If you are able to attain such a Welder certification, it may be worth your while, but please understand that in most instances you will still need to pass the necessary code qualification tests before you can do the work. These certified Welder schemes are helpful to employers to select potential Welder candidates to subject to the coding tests based on being "pre-selected" by a (hopefully) respected process. In the same way, it can help the Welder to differentiate him / herself from other candidates. Often these certified Welder schemes are however largely discounted, as employers tend to rather focus on previous experience of the Welder when compared to the work at hand.

In short, being such a certified Welder can be advantageous, but it is rarely a requirement to be considered for employment. Employers are concerned with your past experience and reputation. This type of certification is only one way of demonstrating this. There are other ways to demonstrate ability, experience and reputation.

Welder Coding Tests

The actual Welder coding tests are rarely standardized in any meaningful way. The Welder coding tests are based on the work that you, the Welder, need to be able to do on the job. Some types of work are very simple, so the coding tests do not require a high level of skill. For instance, if you will be required to just weld together small sections of structural steel with fillet welds in the flat position, then you will only be required to pass a fillet weld test in the flat position. Most people would be able to pass this after a couple of days worth of practice and instruction. If however you will be required to perform a single sided pipe weld on a corrosion resistant alloy in a situation where you cannot rotate the pipe, then you will need to do a test that simulates this, which would be a much more difficult test.

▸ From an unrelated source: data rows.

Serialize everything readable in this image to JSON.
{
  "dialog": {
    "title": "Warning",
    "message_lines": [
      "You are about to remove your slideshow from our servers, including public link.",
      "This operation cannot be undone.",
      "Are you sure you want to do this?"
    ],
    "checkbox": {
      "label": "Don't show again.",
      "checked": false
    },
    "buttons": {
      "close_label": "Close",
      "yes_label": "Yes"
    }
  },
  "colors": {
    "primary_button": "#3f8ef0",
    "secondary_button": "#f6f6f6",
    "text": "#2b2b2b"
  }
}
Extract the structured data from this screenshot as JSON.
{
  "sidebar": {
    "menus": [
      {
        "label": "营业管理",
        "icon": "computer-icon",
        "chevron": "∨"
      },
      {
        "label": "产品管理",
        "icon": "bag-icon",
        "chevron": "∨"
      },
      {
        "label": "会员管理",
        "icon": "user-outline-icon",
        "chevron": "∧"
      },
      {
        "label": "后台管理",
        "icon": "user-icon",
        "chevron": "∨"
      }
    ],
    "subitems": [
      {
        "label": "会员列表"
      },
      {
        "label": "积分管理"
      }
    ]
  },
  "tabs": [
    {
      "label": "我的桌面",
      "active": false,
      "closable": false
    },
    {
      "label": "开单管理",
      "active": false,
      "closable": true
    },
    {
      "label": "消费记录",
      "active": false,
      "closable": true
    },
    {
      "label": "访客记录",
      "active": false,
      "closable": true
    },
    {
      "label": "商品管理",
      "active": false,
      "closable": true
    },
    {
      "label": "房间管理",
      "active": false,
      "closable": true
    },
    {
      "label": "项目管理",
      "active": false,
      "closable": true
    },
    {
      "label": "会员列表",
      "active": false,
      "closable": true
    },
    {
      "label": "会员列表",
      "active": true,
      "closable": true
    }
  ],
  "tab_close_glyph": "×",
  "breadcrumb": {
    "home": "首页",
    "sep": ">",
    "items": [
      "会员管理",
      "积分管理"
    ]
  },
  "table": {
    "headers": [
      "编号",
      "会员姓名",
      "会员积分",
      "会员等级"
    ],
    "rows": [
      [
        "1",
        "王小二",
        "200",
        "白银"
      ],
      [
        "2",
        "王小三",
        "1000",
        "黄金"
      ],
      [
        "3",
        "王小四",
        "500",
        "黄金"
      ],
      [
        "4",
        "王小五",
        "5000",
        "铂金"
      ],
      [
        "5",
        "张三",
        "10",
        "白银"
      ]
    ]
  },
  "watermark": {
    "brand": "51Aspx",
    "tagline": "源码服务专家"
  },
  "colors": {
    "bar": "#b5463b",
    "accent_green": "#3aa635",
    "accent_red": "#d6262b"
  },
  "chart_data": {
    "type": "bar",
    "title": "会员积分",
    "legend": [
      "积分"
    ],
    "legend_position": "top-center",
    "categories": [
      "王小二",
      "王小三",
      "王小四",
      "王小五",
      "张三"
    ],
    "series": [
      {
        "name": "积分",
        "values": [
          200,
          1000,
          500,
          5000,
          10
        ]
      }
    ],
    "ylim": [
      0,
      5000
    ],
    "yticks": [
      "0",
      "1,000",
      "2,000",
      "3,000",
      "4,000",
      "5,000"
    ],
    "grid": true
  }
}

Once you start to think of all the different welding codes, welding processes, material types, welding positions etc. It starts becoming clear that potentially there are thousands of different coding tests that you may have to do in your career. To get an idea of typical Welder coding tests, click here.

Welding Codes

The basis of performing Welder qualification tests, or coding tests, is the welding code that requires the test in the first case. There are a large number of different Welding codes. The reasons for the large number of codes are:

  • Welding codes tend to be industry and application specific. (e.g. Piping; Pipeline; Structural; Aerospace; Petrochemical etc.)
  • Welding codes tend to be jurisdiction specific. Historically different countries and / or regions in the world have developed their own codes. While theoretically it would be possible for everyone to just go to a single set of codes, there are political and strategic reasons that states and organizations may not want to do this.

To get more information on the typical codes used for Welder qualifications, click here.

Code Essential Variables for Welders

When deciding what coding tests a Welder needs to perform, we need to ask ourselves what the extent of qualification is for any given Welder qualification test. If the Welder needs to perform a weld that is outside the extent of qualification of one of the Welder's existing coding tests, then the Welder will need to perform another Welder qualification test. The extent of the qualification of any specific Welder coding test is based on the qualified ranges of the relevant Welder essential variables of that specific welding code.

These Welder essential variables are those factors that change the skill necessary to perform the welding. Typically these are factors such as the welding process; material type; material thickness; welding position etc. Click here to get more information on typical Welder essential variables.

Return Navigation:

› Certified Welder

 The WelderDestiny Compass: Weekly e-zine Subscription

You can take a look at "The WelderDestiny Compass" back-issues by clicking here.

Your Input Regarding Welder Certification

Are you in the Welder certification and coding business? Do you have some additional insights you would like to share? Please share your experience and insights regarding any aspect of Welder coding or certification that could help others.